**Data records**
---
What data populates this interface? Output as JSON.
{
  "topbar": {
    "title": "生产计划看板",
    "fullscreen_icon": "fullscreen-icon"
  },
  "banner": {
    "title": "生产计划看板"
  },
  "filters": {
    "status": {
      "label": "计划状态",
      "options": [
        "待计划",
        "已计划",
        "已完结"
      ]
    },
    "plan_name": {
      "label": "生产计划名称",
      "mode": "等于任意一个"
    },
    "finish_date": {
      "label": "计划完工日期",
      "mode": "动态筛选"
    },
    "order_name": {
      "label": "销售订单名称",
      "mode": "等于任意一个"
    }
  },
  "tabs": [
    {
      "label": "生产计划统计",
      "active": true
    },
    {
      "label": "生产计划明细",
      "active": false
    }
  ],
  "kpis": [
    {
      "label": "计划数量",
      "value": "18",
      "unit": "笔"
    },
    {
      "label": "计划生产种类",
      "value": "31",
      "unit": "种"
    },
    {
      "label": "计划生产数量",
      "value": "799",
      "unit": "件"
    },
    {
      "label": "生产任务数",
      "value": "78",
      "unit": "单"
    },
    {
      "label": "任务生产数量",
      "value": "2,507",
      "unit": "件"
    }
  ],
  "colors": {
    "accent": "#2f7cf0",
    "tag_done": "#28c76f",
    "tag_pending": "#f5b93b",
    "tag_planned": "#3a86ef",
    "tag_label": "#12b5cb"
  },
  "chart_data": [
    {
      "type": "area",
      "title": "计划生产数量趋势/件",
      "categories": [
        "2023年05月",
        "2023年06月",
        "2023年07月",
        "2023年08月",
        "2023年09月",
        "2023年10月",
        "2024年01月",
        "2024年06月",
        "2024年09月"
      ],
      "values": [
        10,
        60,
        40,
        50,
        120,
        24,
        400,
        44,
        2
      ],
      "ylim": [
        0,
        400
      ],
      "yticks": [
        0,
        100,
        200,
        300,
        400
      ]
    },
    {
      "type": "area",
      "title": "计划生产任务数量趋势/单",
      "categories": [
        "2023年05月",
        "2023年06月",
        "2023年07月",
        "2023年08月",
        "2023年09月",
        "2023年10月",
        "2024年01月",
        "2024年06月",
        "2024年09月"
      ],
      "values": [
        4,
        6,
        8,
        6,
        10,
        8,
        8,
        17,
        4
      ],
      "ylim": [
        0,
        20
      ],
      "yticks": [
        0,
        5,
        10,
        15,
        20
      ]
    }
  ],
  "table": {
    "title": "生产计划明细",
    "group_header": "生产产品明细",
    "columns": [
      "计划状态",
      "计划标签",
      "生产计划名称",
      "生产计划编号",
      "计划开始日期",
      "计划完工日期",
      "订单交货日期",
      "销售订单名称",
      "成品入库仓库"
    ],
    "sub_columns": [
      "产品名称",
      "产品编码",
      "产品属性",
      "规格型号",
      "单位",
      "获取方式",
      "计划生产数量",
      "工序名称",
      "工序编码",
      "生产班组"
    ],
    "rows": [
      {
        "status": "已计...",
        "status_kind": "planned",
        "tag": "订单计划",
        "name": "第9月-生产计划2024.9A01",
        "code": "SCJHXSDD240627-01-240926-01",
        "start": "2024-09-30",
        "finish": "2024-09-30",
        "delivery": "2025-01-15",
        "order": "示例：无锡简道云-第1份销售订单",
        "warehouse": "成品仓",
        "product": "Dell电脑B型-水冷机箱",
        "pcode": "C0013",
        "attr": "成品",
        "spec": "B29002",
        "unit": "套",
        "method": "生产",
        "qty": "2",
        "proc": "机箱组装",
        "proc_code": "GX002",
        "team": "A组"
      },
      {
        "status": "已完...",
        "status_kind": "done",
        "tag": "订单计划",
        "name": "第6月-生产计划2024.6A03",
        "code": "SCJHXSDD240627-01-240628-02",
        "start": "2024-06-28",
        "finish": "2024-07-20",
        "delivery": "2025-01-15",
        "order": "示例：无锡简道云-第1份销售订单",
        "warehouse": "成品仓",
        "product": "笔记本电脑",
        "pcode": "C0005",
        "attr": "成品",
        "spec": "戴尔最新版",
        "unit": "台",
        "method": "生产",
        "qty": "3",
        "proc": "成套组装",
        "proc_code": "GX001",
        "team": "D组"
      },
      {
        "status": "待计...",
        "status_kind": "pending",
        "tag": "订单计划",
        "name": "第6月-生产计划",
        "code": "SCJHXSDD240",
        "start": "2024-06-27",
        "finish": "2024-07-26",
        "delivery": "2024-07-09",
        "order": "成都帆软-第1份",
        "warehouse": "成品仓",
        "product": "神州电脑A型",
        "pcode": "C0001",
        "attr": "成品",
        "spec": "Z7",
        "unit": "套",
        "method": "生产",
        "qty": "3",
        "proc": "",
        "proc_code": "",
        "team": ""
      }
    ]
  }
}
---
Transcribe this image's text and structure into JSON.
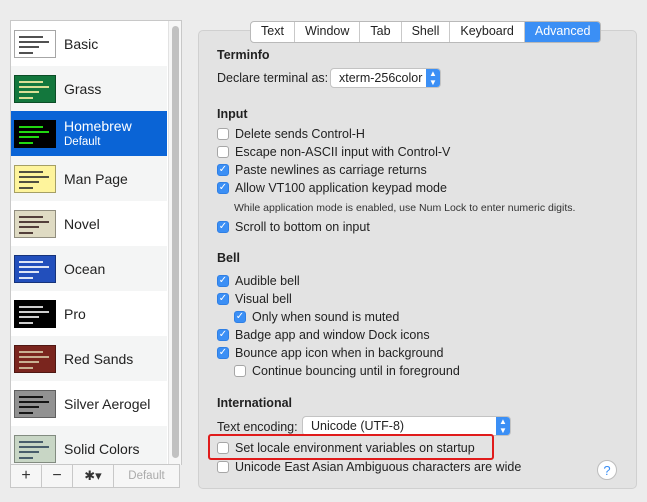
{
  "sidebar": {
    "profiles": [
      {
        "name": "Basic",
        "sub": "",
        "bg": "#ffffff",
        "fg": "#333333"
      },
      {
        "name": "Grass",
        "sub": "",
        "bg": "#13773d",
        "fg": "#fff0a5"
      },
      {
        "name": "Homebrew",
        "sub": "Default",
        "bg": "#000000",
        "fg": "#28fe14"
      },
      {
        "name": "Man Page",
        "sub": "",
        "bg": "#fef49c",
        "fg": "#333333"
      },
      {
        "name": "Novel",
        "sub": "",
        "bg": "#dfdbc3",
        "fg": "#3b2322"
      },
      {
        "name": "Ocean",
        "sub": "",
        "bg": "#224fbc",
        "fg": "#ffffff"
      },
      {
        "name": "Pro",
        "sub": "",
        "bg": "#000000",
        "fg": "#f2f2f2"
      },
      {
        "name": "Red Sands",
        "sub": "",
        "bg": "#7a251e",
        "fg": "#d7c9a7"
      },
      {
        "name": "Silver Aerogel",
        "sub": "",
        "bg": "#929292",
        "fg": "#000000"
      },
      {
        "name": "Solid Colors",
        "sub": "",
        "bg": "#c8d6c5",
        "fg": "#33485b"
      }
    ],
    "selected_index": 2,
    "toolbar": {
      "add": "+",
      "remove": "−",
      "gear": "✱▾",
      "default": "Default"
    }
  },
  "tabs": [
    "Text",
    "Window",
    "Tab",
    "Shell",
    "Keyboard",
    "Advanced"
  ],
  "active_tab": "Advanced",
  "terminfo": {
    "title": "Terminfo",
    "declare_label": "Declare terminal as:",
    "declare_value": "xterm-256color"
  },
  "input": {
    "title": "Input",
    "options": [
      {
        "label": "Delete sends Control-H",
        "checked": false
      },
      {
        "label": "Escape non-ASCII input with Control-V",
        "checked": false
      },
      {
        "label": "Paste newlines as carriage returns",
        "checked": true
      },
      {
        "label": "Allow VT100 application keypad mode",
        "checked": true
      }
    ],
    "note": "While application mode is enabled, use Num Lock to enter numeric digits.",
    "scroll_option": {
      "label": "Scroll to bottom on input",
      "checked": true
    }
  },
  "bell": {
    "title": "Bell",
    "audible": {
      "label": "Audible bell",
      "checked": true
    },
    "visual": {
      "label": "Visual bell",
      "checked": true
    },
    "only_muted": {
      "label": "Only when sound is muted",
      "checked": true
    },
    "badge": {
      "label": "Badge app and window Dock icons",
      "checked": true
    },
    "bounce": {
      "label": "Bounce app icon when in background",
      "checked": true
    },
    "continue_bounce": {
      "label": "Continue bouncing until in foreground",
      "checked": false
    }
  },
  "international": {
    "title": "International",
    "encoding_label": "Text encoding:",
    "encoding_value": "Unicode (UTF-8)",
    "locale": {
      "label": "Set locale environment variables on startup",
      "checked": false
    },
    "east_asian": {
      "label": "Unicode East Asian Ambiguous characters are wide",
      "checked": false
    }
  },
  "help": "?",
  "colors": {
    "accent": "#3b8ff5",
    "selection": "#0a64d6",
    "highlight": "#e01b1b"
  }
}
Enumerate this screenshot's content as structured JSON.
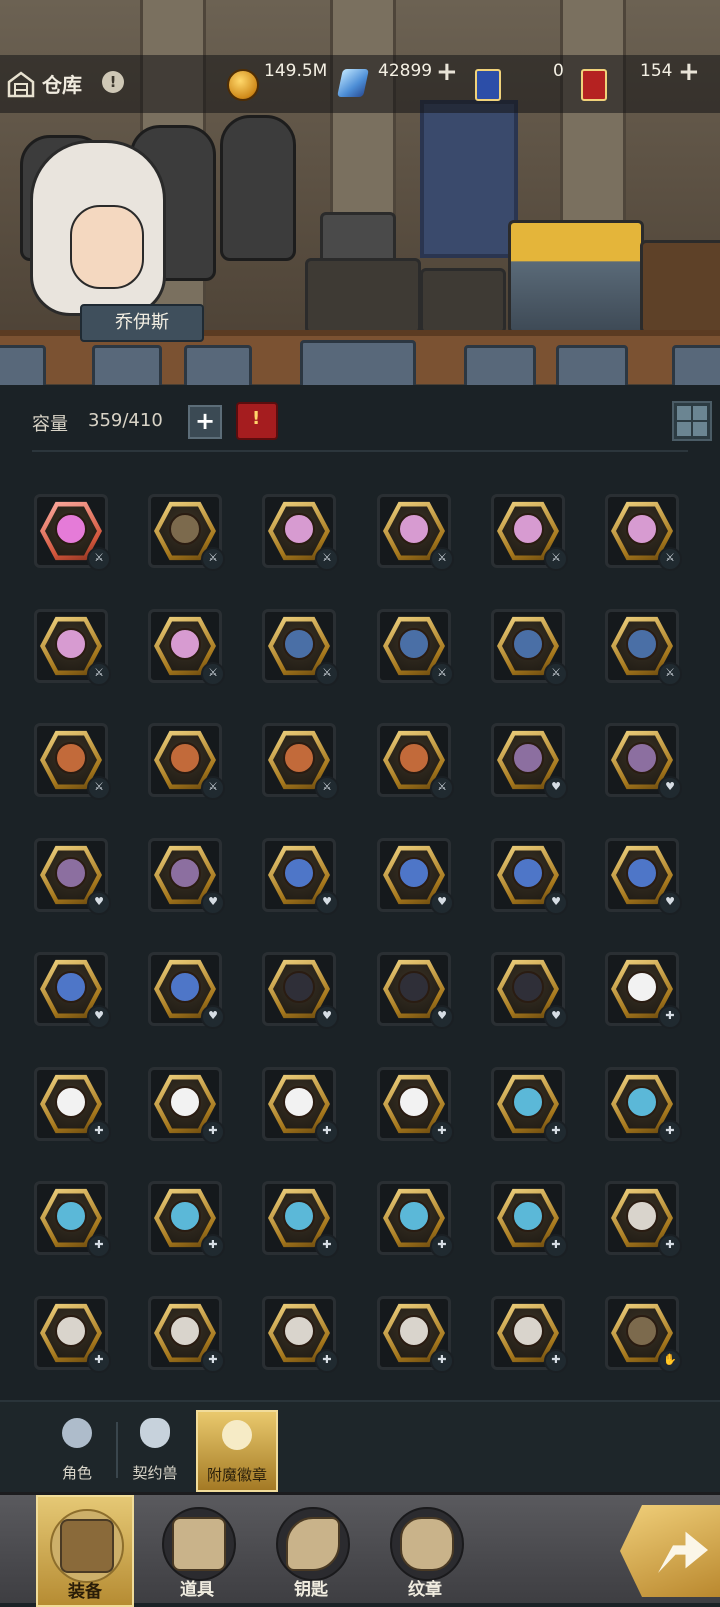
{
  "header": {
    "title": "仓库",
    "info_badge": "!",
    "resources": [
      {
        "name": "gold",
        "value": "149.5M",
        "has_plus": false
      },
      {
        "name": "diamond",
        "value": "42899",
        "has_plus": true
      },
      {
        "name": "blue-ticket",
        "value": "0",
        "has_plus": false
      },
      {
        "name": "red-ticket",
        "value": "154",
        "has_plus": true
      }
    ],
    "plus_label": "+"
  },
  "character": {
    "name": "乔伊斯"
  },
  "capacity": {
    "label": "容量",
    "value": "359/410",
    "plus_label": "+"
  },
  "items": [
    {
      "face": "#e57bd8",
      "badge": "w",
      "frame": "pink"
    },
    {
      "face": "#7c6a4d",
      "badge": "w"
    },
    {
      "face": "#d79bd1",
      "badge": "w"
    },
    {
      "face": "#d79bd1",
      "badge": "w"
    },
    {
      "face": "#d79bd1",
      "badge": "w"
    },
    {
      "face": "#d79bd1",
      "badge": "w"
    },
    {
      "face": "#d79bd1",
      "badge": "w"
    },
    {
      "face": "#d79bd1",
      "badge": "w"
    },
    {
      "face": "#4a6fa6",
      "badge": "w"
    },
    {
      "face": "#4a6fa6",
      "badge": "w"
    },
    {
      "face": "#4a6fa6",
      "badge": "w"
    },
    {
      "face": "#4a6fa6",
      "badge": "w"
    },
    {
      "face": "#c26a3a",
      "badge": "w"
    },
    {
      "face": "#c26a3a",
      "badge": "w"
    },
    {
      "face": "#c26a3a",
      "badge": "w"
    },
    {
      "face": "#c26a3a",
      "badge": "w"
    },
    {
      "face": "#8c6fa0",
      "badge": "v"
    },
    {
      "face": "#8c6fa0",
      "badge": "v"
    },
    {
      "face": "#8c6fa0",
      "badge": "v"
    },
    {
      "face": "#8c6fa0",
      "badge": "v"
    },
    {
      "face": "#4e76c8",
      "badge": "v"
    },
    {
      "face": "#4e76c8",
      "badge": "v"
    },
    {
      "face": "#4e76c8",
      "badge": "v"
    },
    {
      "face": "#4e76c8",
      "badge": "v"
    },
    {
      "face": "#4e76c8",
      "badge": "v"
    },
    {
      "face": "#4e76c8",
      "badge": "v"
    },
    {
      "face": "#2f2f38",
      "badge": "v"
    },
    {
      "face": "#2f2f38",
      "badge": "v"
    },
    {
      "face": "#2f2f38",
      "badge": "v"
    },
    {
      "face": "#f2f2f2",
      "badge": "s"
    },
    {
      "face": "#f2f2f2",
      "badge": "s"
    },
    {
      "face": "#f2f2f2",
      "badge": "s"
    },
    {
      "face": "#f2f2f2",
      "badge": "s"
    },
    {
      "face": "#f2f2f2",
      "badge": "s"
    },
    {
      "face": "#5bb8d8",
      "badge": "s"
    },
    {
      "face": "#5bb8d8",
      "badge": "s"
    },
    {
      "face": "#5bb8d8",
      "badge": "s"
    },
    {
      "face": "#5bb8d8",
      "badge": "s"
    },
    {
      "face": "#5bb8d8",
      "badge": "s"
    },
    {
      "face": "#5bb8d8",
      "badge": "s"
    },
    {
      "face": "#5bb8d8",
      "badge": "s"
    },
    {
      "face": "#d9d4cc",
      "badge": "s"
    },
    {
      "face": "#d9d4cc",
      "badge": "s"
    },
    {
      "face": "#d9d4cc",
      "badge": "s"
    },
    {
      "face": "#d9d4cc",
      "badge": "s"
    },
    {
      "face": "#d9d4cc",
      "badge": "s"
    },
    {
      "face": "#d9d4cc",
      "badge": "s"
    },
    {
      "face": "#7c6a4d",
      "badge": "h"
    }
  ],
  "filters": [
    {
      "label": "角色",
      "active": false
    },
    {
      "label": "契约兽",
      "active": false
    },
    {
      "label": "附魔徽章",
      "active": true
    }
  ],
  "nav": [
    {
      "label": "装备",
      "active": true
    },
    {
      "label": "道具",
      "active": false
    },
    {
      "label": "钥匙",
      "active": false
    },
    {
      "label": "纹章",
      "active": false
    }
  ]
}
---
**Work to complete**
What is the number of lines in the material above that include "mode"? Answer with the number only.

**Answer to the exercise**
5